Edith Wharton (1862–1937) was a Pulitzer Prize-winning American novelist, short story writer, and designer.

Débris de Rêves — books0977: Edith Wharton (1862–1937) was a...

Isaac Asimov (c. January 2, 1920 – April 6, 1992) was an American author and professor of biochemistry at Boston University, best known for his works of science fiction and for his popular science books.

Isaac Asimov - Wikipedia, the free encyclopedia

Thomas Hardy, 1840-1928. (Br.) novelist, poet. The Return of the Native, Tess of the D'Urbervilles, Jude the Obscure.

Thomas Hardy - Wikipedia, the free encyclopedia

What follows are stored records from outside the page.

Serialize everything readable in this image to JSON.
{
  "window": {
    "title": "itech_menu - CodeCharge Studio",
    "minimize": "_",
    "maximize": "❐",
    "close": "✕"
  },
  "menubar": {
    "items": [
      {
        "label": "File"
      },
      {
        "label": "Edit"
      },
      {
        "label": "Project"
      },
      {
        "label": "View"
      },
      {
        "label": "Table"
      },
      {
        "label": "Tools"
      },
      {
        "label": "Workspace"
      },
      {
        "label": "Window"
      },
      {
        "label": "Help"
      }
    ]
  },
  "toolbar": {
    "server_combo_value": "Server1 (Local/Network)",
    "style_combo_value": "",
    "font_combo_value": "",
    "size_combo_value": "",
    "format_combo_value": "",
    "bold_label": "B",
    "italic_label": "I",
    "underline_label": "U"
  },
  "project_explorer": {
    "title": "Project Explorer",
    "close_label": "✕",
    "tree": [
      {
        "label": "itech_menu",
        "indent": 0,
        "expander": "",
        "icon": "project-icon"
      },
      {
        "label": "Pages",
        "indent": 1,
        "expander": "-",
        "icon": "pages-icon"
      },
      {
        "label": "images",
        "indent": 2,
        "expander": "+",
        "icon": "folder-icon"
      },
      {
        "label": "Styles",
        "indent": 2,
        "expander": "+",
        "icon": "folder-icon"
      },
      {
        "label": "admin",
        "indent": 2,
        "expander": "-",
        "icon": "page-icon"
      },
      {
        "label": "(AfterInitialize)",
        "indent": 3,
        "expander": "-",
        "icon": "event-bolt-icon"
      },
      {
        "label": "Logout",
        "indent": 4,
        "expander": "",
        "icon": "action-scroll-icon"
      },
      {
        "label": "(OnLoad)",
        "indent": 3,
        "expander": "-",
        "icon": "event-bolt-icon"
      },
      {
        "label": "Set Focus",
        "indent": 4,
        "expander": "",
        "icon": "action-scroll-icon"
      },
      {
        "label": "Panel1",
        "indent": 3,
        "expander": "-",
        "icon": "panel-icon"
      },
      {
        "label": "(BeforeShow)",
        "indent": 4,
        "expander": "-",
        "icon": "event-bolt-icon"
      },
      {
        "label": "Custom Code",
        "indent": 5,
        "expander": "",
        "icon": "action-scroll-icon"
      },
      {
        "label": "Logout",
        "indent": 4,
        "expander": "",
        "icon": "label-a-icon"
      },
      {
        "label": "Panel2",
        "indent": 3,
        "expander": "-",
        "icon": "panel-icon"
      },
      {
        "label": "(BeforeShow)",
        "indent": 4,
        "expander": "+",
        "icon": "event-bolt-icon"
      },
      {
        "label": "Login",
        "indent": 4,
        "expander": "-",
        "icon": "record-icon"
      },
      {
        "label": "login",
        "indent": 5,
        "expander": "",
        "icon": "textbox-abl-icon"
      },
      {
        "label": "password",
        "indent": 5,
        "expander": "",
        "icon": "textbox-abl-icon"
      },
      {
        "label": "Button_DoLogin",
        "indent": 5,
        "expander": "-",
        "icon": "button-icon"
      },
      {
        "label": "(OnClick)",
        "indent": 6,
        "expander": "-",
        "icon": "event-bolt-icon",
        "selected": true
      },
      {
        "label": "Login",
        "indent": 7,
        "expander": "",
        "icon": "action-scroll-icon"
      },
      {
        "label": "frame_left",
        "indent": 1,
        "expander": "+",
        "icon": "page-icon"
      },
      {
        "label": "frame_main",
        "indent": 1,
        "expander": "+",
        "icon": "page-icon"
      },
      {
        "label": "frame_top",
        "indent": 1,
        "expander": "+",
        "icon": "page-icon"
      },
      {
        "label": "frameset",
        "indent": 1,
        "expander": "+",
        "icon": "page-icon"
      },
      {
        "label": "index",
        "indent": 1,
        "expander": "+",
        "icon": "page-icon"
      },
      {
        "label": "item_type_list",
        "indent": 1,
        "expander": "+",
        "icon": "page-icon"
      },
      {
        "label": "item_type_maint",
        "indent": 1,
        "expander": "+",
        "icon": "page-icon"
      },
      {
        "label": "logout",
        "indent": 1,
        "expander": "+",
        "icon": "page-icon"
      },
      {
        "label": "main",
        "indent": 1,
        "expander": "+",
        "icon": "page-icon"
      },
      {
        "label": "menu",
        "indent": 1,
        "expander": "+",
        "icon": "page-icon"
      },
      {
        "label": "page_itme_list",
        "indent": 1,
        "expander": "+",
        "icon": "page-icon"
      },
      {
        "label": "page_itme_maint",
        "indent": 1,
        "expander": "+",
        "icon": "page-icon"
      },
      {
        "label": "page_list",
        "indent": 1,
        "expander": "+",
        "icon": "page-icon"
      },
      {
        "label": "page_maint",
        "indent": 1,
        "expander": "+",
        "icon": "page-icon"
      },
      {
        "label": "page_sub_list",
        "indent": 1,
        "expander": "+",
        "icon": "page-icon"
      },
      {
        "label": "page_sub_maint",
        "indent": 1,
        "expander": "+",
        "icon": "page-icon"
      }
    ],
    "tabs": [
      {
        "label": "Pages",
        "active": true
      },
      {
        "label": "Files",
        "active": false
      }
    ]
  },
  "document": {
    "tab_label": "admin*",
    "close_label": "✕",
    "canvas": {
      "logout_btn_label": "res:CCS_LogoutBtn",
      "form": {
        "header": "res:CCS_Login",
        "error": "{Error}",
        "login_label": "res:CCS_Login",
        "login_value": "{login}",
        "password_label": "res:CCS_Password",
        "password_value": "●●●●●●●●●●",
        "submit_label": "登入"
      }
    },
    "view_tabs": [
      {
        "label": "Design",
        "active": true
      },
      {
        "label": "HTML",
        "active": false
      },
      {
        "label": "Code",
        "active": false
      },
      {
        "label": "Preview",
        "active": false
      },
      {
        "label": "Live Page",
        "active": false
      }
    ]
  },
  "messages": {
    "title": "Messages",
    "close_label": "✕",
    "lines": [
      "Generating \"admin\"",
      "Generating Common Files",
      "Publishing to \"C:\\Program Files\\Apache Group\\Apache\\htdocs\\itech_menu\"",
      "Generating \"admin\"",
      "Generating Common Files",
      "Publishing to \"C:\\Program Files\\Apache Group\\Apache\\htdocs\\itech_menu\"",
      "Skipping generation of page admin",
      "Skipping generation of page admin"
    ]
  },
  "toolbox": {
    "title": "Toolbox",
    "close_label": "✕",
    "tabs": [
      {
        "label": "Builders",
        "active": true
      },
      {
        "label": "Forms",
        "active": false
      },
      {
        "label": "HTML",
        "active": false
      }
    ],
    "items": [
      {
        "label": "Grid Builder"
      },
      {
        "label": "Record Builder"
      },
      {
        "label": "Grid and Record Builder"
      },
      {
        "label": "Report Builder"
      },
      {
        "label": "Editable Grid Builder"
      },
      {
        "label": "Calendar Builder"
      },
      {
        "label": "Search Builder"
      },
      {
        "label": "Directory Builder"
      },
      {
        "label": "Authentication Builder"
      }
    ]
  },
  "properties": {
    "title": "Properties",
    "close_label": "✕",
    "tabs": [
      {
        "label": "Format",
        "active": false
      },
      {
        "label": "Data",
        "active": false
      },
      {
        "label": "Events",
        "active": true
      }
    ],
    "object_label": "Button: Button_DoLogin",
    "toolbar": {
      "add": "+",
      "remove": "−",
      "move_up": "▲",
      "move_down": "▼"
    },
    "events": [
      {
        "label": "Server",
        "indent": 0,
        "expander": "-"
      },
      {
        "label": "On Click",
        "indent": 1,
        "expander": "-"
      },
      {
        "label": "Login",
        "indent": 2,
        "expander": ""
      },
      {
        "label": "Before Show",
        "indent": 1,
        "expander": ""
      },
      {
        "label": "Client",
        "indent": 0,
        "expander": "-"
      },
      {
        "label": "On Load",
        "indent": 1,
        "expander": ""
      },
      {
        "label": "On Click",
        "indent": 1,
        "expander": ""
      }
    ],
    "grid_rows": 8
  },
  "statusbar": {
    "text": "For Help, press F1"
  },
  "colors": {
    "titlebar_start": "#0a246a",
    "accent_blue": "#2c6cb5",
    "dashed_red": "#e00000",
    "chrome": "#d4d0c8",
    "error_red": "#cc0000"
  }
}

Lydia Maria Francis Child was the author of "The Frugal Housewife", a book aimed at poorer housewives who didn't have servants (e.g. the vast majority of women in the world.) She is perhaps best remembered for her 1844 poem, "A Boy's Thanksgiving Day." "Over the river, and through the wood, to Grandfather's house we go; the horse knows the way to carry the sleigh through the white and drifted snow."